Good piece from Pete Thamel exploring the decision of players like Fournette and McCaffrey to pass on playing in bowl games in an era when there doesn’t seem to be an end to expanding the pool. And why is that? C’mon, you know why.
That corporate sprawl offered another reminder—if you needed one—just how much cash is at stake. There’s a reason ESPN televises 38 of the 41 games and owns and operates 13 of them. There’s a reason that 27 of the 41 bowl games didn’t exist 30 years ago.
In a suite high above FAU Stadium during the second quarter, American Athletic Conference commissioner Mike Aresco recalled his time as an executive at CBS when they televised an Indiana-Butler game in 2012 that ended in an overtime upset of the No. 1 Hoosiers. Aresco was thrilled until he saw the Gildan New Mexico Bowl—between Arizona and Nevada—crush it in the ratings by 1.9 to 1.5. “That’s when I realized,” he said, “football had become king.”
If you’re ESPN, December is berry, berry good to you.
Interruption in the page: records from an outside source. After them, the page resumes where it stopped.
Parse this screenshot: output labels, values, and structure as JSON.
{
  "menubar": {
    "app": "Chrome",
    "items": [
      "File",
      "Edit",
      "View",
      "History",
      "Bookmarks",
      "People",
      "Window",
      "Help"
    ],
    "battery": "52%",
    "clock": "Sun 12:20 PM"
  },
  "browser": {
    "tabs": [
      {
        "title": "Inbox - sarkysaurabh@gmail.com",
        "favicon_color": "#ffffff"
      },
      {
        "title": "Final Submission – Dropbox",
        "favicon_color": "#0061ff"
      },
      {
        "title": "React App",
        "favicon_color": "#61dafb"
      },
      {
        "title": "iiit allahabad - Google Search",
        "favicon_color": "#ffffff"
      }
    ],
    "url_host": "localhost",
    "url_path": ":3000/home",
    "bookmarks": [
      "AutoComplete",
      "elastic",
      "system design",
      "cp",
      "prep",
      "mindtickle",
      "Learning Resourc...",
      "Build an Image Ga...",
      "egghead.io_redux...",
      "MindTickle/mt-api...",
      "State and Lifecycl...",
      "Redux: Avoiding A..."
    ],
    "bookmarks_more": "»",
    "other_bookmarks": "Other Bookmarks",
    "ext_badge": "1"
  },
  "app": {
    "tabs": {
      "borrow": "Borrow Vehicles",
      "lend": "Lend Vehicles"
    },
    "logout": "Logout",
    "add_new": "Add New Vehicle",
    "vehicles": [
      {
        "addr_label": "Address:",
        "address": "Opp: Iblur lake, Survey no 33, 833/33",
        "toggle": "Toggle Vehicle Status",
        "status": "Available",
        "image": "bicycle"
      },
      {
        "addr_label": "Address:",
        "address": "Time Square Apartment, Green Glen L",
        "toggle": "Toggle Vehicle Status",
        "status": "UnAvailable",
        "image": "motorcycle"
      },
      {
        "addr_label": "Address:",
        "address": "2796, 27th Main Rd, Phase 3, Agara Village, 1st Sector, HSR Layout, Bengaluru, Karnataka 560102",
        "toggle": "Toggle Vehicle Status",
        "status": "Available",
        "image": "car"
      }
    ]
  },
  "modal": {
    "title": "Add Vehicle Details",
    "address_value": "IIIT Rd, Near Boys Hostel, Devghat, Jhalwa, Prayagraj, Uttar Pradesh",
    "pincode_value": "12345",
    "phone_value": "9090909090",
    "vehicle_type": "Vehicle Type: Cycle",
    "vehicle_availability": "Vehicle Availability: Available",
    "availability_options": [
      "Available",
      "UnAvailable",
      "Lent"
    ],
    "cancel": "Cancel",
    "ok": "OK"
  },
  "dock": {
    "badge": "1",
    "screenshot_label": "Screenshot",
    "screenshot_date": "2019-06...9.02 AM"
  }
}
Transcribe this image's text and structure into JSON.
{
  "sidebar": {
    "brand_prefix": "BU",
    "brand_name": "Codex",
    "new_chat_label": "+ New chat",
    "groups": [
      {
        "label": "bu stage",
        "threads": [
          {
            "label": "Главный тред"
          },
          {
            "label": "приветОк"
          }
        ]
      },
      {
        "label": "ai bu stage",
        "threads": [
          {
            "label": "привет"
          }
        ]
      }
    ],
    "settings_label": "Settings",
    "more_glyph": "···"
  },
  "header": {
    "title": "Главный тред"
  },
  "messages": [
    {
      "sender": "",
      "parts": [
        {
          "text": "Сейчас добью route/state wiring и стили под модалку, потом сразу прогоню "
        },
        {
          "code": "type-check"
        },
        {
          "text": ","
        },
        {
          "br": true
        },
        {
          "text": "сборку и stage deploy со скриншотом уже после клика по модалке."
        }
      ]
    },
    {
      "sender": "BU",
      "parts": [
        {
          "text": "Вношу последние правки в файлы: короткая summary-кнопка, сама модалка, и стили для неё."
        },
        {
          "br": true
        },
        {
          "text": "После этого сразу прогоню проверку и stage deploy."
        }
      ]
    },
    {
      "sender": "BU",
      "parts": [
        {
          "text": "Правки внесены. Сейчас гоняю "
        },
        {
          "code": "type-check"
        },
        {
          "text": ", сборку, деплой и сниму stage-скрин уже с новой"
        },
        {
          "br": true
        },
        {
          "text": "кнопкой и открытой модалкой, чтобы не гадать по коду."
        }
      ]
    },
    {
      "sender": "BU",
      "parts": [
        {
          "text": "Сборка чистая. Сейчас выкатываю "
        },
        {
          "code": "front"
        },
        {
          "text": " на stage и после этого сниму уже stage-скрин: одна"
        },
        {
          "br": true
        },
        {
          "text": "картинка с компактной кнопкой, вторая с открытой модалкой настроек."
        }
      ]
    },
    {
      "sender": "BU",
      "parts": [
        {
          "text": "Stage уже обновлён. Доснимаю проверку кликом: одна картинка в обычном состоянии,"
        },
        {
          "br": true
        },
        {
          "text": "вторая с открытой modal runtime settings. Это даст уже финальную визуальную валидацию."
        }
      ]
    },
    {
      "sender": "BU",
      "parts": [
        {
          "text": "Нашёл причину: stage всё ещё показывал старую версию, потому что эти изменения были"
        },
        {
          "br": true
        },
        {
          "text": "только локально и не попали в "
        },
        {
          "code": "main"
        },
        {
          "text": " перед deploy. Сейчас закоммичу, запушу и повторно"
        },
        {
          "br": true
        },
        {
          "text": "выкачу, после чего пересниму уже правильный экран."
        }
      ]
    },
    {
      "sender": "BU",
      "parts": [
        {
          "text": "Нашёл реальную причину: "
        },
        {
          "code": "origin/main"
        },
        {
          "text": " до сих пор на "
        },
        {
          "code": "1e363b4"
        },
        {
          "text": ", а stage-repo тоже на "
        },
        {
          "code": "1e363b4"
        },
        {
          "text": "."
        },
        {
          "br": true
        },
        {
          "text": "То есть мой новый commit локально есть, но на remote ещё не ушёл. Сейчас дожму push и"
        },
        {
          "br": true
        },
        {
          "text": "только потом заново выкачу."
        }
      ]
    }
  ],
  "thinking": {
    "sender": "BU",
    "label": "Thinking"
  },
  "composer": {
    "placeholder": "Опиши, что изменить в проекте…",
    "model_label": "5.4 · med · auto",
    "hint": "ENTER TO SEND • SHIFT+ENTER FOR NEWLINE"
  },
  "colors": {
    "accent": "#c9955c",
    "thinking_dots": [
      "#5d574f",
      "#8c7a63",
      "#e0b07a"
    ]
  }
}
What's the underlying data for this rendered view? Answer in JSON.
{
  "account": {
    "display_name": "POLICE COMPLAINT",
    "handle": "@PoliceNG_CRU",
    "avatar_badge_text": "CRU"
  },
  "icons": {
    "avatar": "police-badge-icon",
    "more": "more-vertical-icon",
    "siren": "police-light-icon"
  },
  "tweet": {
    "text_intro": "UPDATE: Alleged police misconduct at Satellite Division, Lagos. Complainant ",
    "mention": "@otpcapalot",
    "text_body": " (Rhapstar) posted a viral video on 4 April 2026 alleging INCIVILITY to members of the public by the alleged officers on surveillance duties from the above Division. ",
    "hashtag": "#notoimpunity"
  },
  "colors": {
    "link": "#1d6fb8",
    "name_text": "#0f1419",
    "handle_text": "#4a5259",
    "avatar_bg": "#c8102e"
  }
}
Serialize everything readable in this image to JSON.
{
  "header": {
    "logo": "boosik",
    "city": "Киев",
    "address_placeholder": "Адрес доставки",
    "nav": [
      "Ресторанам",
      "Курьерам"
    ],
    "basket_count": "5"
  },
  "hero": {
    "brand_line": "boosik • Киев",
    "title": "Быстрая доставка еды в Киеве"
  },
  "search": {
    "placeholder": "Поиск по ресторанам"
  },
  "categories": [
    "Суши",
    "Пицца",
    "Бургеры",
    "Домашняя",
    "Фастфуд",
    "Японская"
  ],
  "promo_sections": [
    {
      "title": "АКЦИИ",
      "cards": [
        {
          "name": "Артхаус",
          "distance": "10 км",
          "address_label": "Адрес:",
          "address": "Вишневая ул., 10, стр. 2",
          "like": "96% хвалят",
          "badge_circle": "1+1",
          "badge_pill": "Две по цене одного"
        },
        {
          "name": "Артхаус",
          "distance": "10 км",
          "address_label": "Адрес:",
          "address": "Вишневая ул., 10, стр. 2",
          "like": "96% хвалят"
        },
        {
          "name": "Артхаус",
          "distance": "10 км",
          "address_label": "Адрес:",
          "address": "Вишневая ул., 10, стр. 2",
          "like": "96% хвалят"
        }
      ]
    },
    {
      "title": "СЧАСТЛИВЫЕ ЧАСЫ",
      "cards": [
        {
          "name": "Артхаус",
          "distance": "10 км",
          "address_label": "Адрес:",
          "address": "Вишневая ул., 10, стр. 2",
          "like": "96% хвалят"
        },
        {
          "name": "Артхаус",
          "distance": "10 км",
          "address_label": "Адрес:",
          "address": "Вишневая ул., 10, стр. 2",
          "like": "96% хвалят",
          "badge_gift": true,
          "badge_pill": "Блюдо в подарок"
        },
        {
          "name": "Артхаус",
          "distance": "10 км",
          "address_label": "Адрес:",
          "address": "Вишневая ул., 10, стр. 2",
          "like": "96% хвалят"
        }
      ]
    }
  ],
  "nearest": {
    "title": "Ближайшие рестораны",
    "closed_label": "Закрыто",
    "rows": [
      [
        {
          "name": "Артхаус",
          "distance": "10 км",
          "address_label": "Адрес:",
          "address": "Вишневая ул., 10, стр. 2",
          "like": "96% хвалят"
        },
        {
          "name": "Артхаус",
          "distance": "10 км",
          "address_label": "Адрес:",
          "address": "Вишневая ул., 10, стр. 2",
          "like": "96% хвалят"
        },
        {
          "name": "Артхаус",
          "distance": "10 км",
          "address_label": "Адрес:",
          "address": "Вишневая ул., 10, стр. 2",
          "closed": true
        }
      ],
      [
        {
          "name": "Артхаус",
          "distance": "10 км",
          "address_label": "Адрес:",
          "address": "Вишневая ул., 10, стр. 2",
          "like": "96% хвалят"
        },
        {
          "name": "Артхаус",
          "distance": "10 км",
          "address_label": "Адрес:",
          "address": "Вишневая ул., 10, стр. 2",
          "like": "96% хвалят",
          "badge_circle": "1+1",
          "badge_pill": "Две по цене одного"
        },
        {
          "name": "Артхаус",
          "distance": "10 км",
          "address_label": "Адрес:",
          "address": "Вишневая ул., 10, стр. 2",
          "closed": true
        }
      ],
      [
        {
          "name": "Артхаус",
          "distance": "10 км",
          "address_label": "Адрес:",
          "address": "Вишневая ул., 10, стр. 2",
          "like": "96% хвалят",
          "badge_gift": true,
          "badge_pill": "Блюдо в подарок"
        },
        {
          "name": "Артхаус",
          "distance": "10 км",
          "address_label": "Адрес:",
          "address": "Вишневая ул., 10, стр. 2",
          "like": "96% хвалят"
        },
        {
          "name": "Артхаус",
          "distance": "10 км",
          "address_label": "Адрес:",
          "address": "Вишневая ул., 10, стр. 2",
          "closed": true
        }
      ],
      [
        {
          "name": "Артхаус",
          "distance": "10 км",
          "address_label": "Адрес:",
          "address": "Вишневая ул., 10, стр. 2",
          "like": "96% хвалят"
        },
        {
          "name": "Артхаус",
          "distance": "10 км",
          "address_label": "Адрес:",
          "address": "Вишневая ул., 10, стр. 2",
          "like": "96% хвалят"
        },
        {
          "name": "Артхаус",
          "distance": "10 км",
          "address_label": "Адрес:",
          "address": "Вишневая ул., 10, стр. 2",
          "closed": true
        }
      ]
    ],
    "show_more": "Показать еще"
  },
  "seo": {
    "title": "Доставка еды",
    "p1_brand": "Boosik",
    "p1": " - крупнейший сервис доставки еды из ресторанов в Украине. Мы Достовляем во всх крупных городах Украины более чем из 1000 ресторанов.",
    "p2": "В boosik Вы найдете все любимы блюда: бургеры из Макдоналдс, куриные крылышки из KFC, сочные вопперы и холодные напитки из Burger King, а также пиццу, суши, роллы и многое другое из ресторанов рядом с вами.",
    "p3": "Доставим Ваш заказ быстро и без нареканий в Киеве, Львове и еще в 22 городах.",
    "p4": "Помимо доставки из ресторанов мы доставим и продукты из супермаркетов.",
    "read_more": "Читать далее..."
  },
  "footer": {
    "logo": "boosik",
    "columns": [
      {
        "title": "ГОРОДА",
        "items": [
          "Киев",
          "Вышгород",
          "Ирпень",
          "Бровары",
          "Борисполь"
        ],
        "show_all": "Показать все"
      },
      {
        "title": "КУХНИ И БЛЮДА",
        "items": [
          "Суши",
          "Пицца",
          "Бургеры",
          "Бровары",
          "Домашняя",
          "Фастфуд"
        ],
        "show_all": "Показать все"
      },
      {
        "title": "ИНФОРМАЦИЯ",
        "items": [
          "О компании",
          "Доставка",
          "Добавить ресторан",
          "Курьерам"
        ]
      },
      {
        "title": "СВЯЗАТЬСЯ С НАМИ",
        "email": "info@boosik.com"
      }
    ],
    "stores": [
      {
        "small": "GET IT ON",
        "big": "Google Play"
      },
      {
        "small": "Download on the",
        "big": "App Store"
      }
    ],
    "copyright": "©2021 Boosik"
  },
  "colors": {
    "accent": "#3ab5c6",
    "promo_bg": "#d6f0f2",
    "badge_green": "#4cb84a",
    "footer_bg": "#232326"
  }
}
But bowl games have undeniably become the December background noise at your company holiday party, your December treadmill sprints and those cold nights when the Potato Bowl is more comforting than leaving the couch. Americans like watching football, as evidence by the 2015 Russell Athletic Bowl—between non-traditional powers Baylor and North Carolina—doing the same rating (2.6) as the top-rated regular season college basketball (UNC-Duke) last year. The December bowl orgy is annually one of the most flush ratings runs for ESPN every year…
Forget school spirit. What about us couch potatoes on a cold weekday night needing the kind of fix only the Boca Raton Bowl can provide?
So, remember, kids — at least those rare and few of you gifted enough to have a chance to play on Sundays while being relegated to a lower-tier exhibition game for one last hurrah — if you’re not motivated to stick around for your teammates and dear old U, do it for all the college football junkies out there. Otherwise, we’ll be stuck watching meaningless regular season college basketball games. The horror!
ESPN and its advertisers are counting on you. Don’t let them down.